(Excerpts from an interface dataset)
————

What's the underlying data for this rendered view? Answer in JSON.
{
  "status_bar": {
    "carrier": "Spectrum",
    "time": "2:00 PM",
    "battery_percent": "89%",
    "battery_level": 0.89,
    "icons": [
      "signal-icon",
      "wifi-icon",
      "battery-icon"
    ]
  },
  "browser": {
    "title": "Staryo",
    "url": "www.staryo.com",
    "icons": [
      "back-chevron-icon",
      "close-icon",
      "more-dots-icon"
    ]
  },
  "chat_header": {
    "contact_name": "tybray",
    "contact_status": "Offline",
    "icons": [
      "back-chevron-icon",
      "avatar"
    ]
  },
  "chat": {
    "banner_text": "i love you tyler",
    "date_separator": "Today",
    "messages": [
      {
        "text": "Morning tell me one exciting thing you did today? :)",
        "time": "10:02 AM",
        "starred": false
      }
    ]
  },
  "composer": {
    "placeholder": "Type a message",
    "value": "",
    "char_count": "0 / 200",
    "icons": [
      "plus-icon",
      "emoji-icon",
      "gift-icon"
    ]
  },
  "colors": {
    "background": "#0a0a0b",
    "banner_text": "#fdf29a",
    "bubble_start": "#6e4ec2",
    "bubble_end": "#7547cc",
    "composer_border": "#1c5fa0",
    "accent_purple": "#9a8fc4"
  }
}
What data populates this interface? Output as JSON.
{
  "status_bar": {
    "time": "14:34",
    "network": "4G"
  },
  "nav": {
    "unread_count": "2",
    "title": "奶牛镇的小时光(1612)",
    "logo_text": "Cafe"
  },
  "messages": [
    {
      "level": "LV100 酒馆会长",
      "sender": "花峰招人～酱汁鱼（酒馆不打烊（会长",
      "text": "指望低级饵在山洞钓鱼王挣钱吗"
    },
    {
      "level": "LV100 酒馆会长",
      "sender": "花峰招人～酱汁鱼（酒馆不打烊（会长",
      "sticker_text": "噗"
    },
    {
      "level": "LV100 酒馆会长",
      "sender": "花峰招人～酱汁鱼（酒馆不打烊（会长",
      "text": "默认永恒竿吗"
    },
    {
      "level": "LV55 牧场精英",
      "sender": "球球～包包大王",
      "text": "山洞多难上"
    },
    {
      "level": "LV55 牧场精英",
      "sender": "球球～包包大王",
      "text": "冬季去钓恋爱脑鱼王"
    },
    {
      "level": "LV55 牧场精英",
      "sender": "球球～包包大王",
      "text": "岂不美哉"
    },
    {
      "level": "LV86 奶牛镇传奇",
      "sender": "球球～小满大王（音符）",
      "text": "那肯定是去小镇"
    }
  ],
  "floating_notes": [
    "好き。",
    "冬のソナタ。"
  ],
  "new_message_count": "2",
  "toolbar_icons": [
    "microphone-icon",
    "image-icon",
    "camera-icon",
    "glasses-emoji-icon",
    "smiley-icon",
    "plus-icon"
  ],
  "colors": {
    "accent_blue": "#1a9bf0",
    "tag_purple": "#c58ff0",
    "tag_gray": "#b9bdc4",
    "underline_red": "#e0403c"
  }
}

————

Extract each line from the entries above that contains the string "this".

What's the underlying data for this rendered view? Answer in JSON.
What data populates this interface? Output as JSON.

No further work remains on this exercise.